Crises will always come back – but the impact can be mitigated
We have learned a few things from previous economic crises. But our thinking about the future is still too short-sighted, and we forget that crises come and go.
“Once a crisis has passed and things start going better again, we think the situation will last forever,” says Lars Magnusson, professor of economic history at Uppsala University.
In his research he has been amazed at how incredibly quickly people forget. There are power economic interests in a boom. Everybody wants to make money and increase their profits.
“There’s a greediness in this. Everyone wants to raise their profits and can’t see when they’ve been in for too long. As long as we have a market for stocks and such, there will be crises,” observes Lars Magnusson.
But he does feel we have learned a few things over the years. The fact that we survived the crisis of 2008-2009 relatively unscathed is partly because since the long and deep crisis of the 1990s politicians have taken several measures to moderate the effects of future economic crises as much as possible. Monetary policy has changed, and the Bank of Sweden has gone from being politically controlled to an independent institution tasked with keeping inflation below two percent.
Moreover the negotiating parties in the labor market learned the importance of limiting the wage gap by entering collective contracts with roughly the same percentage level.
“The pioneering industrial contract from 1997 has held the market together. Industries and unions agreed on small wage increases but higher real wages, thanks to lower inflation. This has given Sweden a good point of departure compared with other countries.”
But these measures are not sufficient, according to the professor. To moderate crises, we need good banking legislation in combination with effective routines for spotting risks and revealing bubbles.
“Otherwise we will continue to experience severe crises. As a matter of fact, we can still see traces of the 1990s crisis. Employment still hasn’t bounced back from that.”

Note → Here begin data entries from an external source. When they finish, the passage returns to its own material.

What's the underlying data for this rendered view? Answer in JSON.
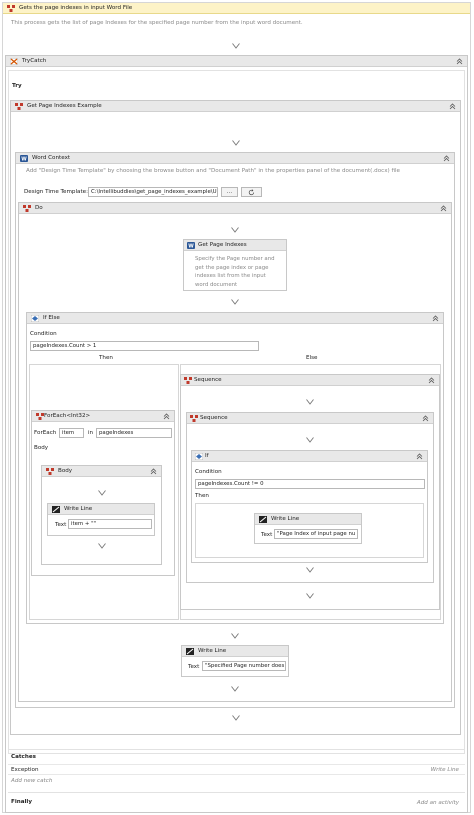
{
  "root": {
    "title": "Gets the page indexes in input Word File",
    "description": "This process gets the list of page Indexes for the specified page number from the input word document."
  },
  "trycatch": {
    "title": "TryCatch",
    "try_label": "Try",
    "catches_label": "Catches",
    "exception_label": "Exception",
    "exception_action": "Write Line",
    "add_new_catch": "Add new catch",
    "finally_label": "Finally",
    "add_activity": "Add an activity"
  },
  "example": {
    "title": "Get Page Indexes Example"
  },
  "word_context": {
    "title": "Word Context",
    "hint": "Add \"Design Time Template\" by choosing the browse button and \"Document Path\" in the properties panel of the document(.docx) file",
    "template_label": "Design Time Template:",
    "template_value": "C:\\Intellibuddies\\get_page_indexes_example\\Ub",
    "browse_label": "..."
  },
  "do_block": {
    "title": "Do"
  },
  "get_page_indexes": {
    "title": "Get Page Indexes",
    "description": "Specify the Page number and get the page index or page indexes list from the input word document"
  },
  "if_else": {
    "title": "If Else",
    "condition_label": "Condition",
    "condition_value": "pageIndexes.Count > 1",
    "then_label": "Then",
    "else_label": "Else"
  },
  "foreach": {
    "title": "ForEach<Int32>",
    "foreach_label": "ForEach",
    "item_value": "item",
    "in_label": "in",
    "collection_value": "pageIndexes",
    "body_label": "Body"
  },
  "body": {
    "title": "Body"
  },
  "write_line_1": {
    "title": "Write Line",
    "text_label": "Text",
    "text_value": "item + \"\""
  },
  "sequence_outer": {
    "title": "Sequence"
  },
  "sequence_inner": {
    "title": "Sequence"
  },
  "if_block": {
    "title": "If",
    "condition_label": "Condition",
    "condition_value": "pageIndexes.Count != 0",
    "then_label": "Then"
  },
  "write_line_2": {
    "title": "Write Line",
    "text_label": "Text",
    "text_value": "\"Page Index of input page nu"
  },
  "write_line_3": {
    "title": "Write Line",
    "text_label": "Text",
    "text_value": "\"Specified Page number does"
  },
  "icons": {
    "sequence": "sequence-icon",
    "trycatch": "trycatch-icon",
    "word": "word-icon",
    "writeline": "write-line-icon",
    "collapse": "collapse-chevron-icon",
    "arrow": "drop-arrow-icon",
    "refresh": "refresh-icon"
  },
  "colors": {
    "root_header": "#fdf3c7",
    "header": "#e8e8e8",
    "border": "#c8c8c8",
    "word_blue": "#2b5797",
    "sequence_red": "#c0392b"
  }
}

This is why Lars Magnusson welcomes EU initiatives for new types of regulations for the finance market.
“We don’t learn spontaneously from our mistakes. This is why we need institutions in society,” he says.